Sunday, February 20, 2011

Week # 8: Bottles and Cans and Dogs

Our kids are teenagers - one in college and the other a high school senior, both living at home - so they know about this little experiment. My daughter saw me working on the blog last weekend and commented, "Oh, I didn't know you were actually still doing that." She hasn't noticed any change to her normal lifestyle, so she assumed I'd given up on the resolution, like many others before.

Now that I think about it, apart from coming up with a new idea each week and attending to the administrative details of this blog, nothing much has changed. Our quality of life is exactly the same. That is certainly an indication that we have subscribed to and spent money on things we could easily live without. After seven cuts of $100 or more, the one and only thing I truly have missed is the summary of games on TV in the Register sports section. Maybe we'll make it farther into the year than I thought before we have to get really creative.

Number eight is also not much of a sacrifice; just a little extra collection work.

Bottles and cans in California have a redemption value associated with them. We pay the grocery store a CRV (California Refund Value?) for each glass and aluminum container, usually a nickel.

When we finish with a bottle or can here at home, the container goes into recycling to be whisked away by Waste Management. I would be interested to know if they collect the bounty and add it to their bottom line. For a large company collecting millions of recyclables, that could be a significant boost to revenue. For a small household, it still offers an opportunity to save at least $100.

My employer actually has a program in place to collect recyclables. There are receptacles at every major employee entrance. Money collected from cashing in the bottles and cans helps to fund training and development of guide dogs for the blind. Occasionally, the trainers are colleagues who bring the puppies with them everywhere, including our office building. It gives the charity a very tangible feeling; we can see the results of the collected money in action.

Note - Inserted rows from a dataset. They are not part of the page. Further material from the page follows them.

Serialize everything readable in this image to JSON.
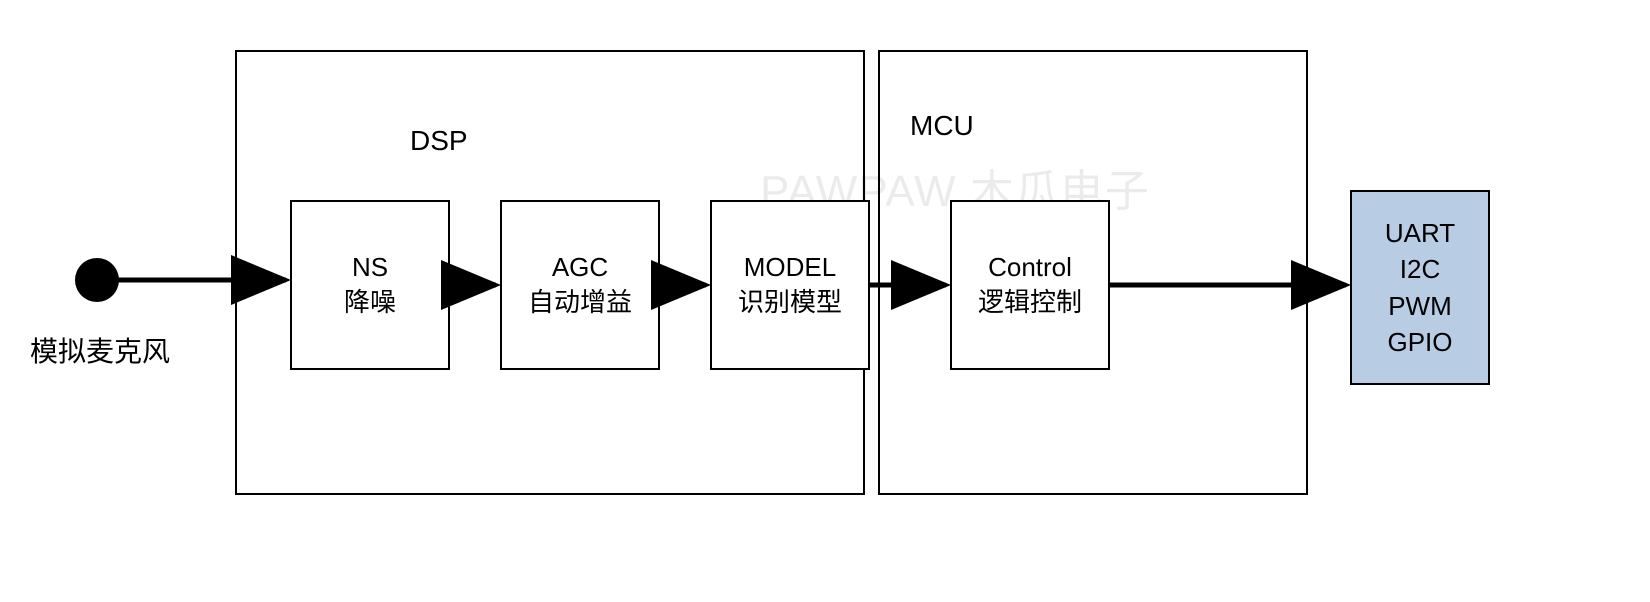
{
  "watermark": "PAWPAW 木瓜电子",
  "mic": {
    "label": "模拟麦克风"
  },
  "dsp": {
    "label": "DSP",
    "blocks": {
      "ns": {
        "line1": "NS",
        "line2": "降噪"
      },
      "agc": {
        "line1": "AGC",
        "line2": "自动增益"
      },
      "model": {
        "line1": "MODEL",
        "line2": "识别模型"
      }
    }
  },
  "mcu": {
    "label": "MCU",
    "blocks": {
      "control": {
        "line1": "Control",
        "line2": "逻辑控制"
      }
    }
  },
  "output": {
    "line1": "UART",
    "line2": "I2C",
    "line3": "PWM",
    "line4": "GPIO"
  }
}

The sign on the side of the container says they get a nickel for each bottle and can. Instead of tossing them in our recycle bin at home, I will bring our cans and bottles to work each time a batch of 20 (worth $1) is collected. Can we collect 2000 cans before the end of the year? I think so, but whether we do or not, I don't know why we wouldn't just keep doing this, so we'll get there eventually.

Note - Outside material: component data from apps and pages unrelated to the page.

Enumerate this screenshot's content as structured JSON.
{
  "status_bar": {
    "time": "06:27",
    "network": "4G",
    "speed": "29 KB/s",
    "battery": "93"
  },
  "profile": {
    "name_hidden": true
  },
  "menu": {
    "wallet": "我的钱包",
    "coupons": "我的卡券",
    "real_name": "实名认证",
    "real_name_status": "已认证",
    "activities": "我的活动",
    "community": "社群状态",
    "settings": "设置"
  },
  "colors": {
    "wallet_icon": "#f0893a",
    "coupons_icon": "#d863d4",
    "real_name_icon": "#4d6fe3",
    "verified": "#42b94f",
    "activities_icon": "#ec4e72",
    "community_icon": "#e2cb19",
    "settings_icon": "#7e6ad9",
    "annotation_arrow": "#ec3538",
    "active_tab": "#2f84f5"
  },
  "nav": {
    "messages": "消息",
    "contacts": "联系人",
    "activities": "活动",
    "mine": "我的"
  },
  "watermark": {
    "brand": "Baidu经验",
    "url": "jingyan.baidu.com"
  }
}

Even though this $100 is not staying in our pockets - and not adding to our savings directly - I'm counting it for credit toward the challenge because we're creating $100 in value for a charity we want to support, without having to write a check to do it. I was able to find 20 bottles and cans ready to be recycled this weekend, so it's $1 down, $99 to go! I'll update the tally at the end of each month, along with other strategies that require some tracking.

Bottle / Can value so far: $1

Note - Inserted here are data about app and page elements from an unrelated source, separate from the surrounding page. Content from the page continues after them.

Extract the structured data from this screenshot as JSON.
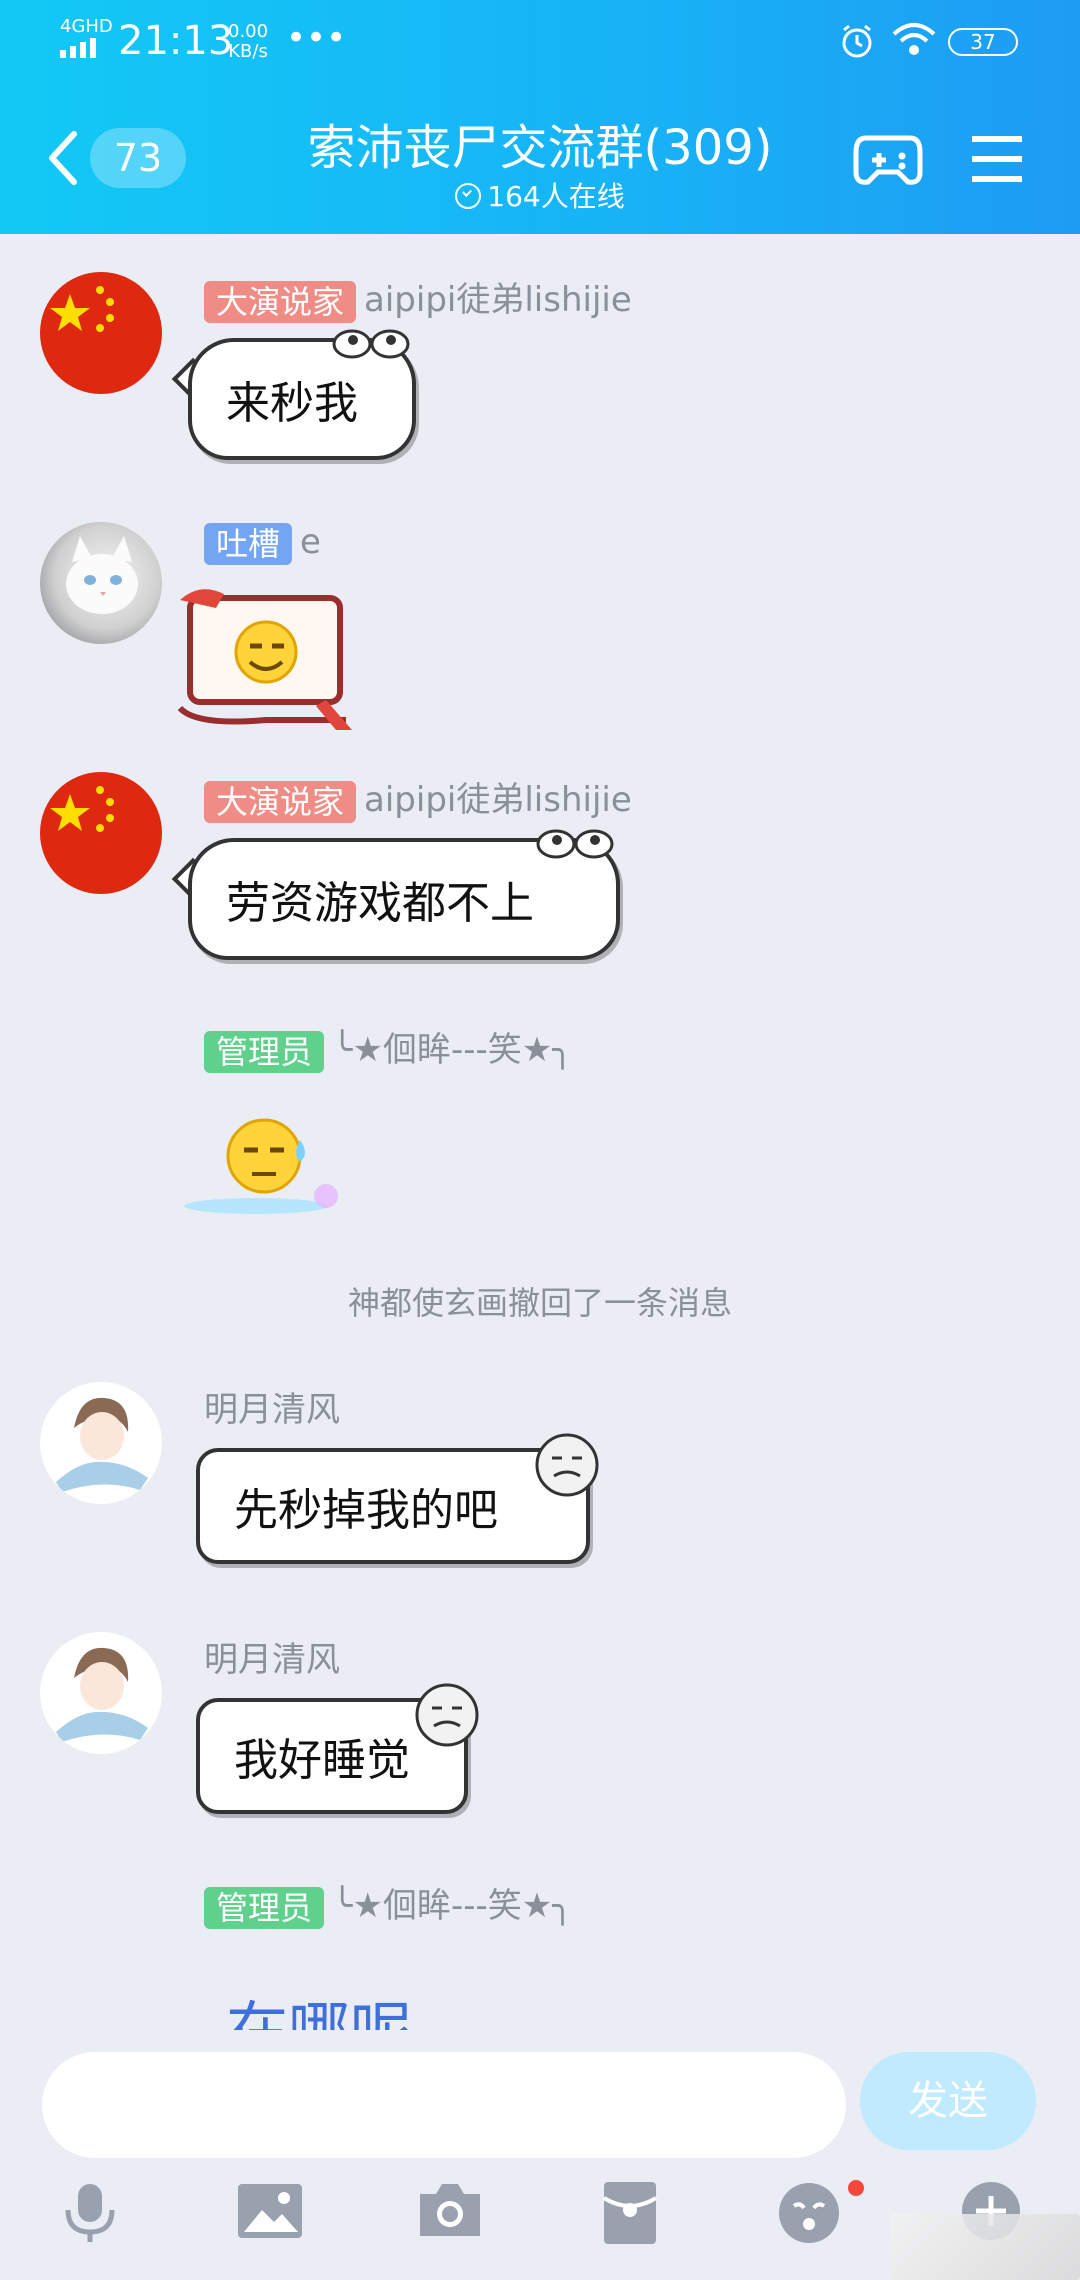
{
  "status_bar": {
    "network": "4GHD",
    "time": "21:13",
    "speed_value": "0.00",
    "speed_unit": "KB/s",
    "more": "•••",
    "battery": "37"
  },
  "header": {
    "back_count": "73",
    "title": "索沛丧尸交流群(309)",
    "online": "164人在线"
  },
  "messages": [
    {
      "tag": "大演说家",
      "tag_color": "#f08c86",
      "name": "aipipi徒弟lishijie",
      "text": "来秒我"
    },
    {
      "tag": "吐槽",
      "tag_color": "#74a5f2",
      "name": "e"
    },
    {
      "tag": "大演说家",
      "tag_color": "#f08c86",
      "name": "aipipi徒弟lishijie",
      "text": "劳资游戏都不上"
    },
    {
      "tag": "管理员",
      "tag_color": "#5fd18c",
      "name": "╰★佪眸---笑★╮"
    },
    {
      "name": "明月清风",
      "text": "先秒掉我的吧"
    },
    {
      "name": "明月清风",
      "text": "我好睡觉"
    },
    {
      "tag": "管理员",
      "tag_color": "#5fd18c",
      "name": "╰★佪眸---笑★╮",
      "text": "在哪呢"
    }
  ],
  "system_notice": "神都使玄画撤回了一条消息",
  "input": {
    "placeholder": "",
    "send_label": "发送"
  }
}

Total savings so far: $1,339.40


  1. You might want to try something different for this. I have a can crusher right outside the door leading to our garage. Every can gets crushed and put into a separate trash can. Our local recycling place pays over $2.00 per pound for CRV aluminum. That might net you more savings, for which you could write a check to the charity of your choice.

    On a side note, our principal has trained two dogs and another teacher has also trained a guide dog during the first year. It's great that you have as supportive of business to work for that encourages this. Our school library is called the "labrary" because we have two to three dogs in there three days a week.

  2. Excellent suggestion. It never occurred to me to "shop around" recyclables for a best offer. If I find something better, I'll post an update. Thanks!

  3. Check out for you list of sporting events on TV. :)